Nothing in the records may be left out or reworded; return them exactly.

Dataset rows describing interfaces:
------------------------------

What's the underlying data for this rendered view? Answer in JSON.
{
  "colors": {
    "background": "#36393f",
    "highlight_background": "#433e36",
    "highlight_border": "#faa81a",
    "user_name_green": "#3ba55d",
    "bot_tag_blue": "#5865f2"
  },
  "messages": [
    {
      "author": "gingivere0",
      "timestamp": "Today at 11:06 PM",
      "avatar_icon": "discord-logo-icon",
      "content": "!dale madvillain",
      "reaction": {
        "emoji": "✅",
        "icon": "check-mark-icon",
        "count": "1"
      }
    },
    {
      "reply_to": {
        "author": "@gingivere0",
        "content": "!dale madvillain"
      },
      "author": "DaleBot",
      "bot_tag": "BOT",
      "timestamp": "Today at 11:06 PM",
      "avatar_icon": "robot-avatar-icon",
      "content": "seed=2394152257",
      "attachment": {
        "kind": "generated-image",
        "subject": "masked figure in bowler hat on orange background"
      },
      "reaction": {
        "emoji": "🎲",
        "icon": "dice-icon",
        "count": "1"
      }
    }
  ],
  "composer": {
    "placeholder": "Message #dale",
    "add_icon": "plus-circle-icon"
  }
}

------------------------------

Result:
What's the underlying data for this rendered view? Answer in JSON.
{
  "colors": {
    "background": "#36393f",
    "highlight_background": "#433e36",
    "highlight_border": "#faa81a",
    "user_name_green": "#3ba55d",
    "bot_tag_blue": "#5865f2"
  },
  "messages": [
    {
      "author": "gingivere0",
      "timestamp": "Today at 11:06 PM",
      "avatar_icon": "discord-logo-icon",
      "content": "!dale madvillain",
      "reaction": {
        "emoji": "✅",
        "icon": "check-mark-icon",
        "count": "1"
      }
    },
    {
      "reply_to": {
        "author": "@gingivere0",
        "content": "!dale madvillain"
      },
      "author": "DaleBot",
      "bot_tag": "BOT",
      "timestamp": "Today at 11:06 PM",
      "avatar_icon": "robot-avatar-icon",
      "content": "seed=2394152257",
      "attachment": {
        "kind": "generated-image",
        "subject": "masked figure in bowler hat on orange background"
      },
      "reaction": {
        "emoji": "🎲",
        "icon": "dice-icon",
        "count": "1"
      }
    }
  ],
  "composer": {
    "placeholder": "Message #dale",
    "add_icon": "plus-circle-icon"
  }
}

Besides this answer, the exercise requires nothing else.